Playing at: The Second City’s e.t.c. stage at 1618 N. Wells in Old Town. Showtimes are Thursdays at 8 p.m., Fridays and Saturdays at 8 and 11 p.m., and Sundays at 7 p.m. www.SecondCity.com
Basic storyline: As with most sketch comedy shows, there is no overarching plot in Fantastic Super Great Nation Numero Uno. Rather, the common thread running throughout the performance is an examination of the many ways we are different from each other. Instead of exploiting those differences to divide Americans, as many politicians routinely try to do, the show — directed by Ryan Bernier and written by the cast — points to these differences as a strength and, more pertinently, as a source of comedy.
The show has less improvisation than most Second City shows — only a short bit in the middle of the first act. While the improv was missed by yours truly, the crowd was still laughing from start to finish.
Sporting matching oversized plaid jackets, the brothers spouted off a cornucopia of birth control options they are hawking — some legit and some of dubious efficacy.
What stood out: In a hyper-political time, I was surprised to find myself laughing hardest at the non-political sketches.
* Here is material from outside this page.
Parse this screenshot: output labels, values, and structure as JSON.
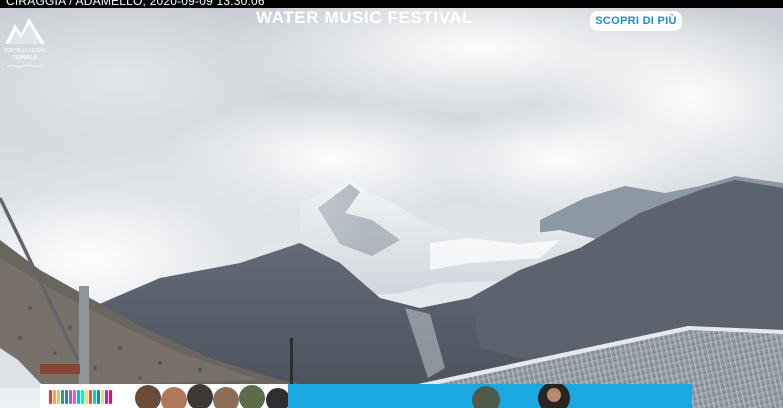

A Wild West bit with new cast members Andrew Knox, Jasbir Vazquez and Alan Linic had actual tears running down my face. Who knew that grown men dressed as cowboys, twirling around the stage, was the peak of physical comedy?
Immediately following that sketch, my roommate and I were ugly laughing at the Beluga Brothers’ Birth Control Blowout, starring Julie Marchiano, Sayjal Joshi and two very large mustaches. Sporting matching oversized plaid jackets, the brothers spouted off a cornucopia of birth control options they are hawking — some legit and some of dubious efficacy. (Okay, this one was a little political, but it was mostly just hilarious.)
Final thoughts: Fantastic Super Great Nation Numero Uno certainly lives up to the Second City’s sterling reputation as Chicago’s most renowned comedy club. It’s a blend of silliness, sweetness and spot-on political observations.
The material does not take particularly pointed aim at today’s political currents, but maybe it’s better to create — and poke fun at — characters that the audience members can recognize in themselves. In any case, it’s the kind of show that, as my roommate put it, you just want to re-watch as soon as it’s over.